A distinction needs to be made between the password you provide an encryption tool and the internal key it actually uses.
There is nothing inherently wrong in using a plain-text password providing it is long enough to be unguessable within a reasonable electronic timeframe. The level of unguessability is generally considered the level of entropy in the data set; although even very sophisticated statistical tests can only make educated guesses about actual unguessability (e.g. A truly random string is entirely guessable if everyone in the world has memorised it).
Most encryption algorithms require a fixed amount of internal entropy to work. Your password will contain a certain amount of entropy, usually less than the cipher uses. So your password is usually converted into its pure entropic bits which are then "stretched" across the internal key space in a manner appropriate to the cipher.
The stretching (or shrinking) is also required to ensure that semantic similarity across, say, natural language passwords, does not deform the possible range of cipher-text output. You do not want natural languages passwords (i.e. most passwords) to only produce cipher-text of predictable fraction of all possible outputs; as you could then infer type and even the length of password used.

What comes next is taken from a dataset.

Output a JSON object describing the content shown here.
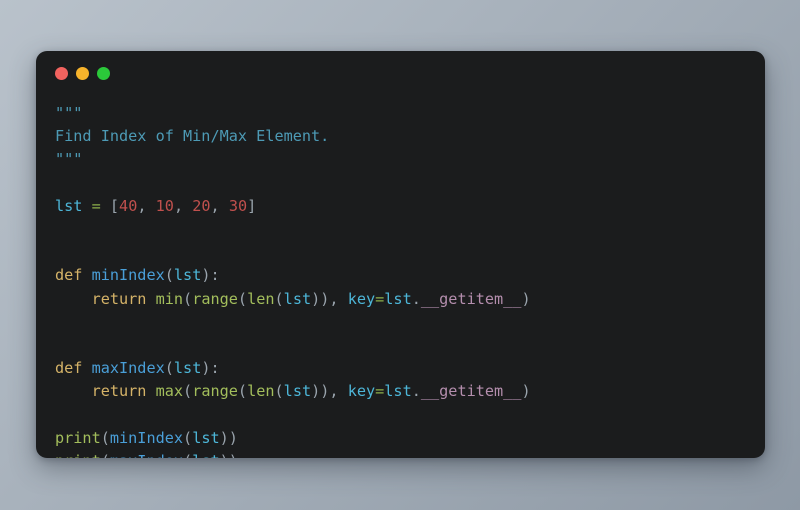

As an end-user of any competent encryption tool you do not need to worry about this as it occurs behind the scenes. But you will need to know if directly using these libraries.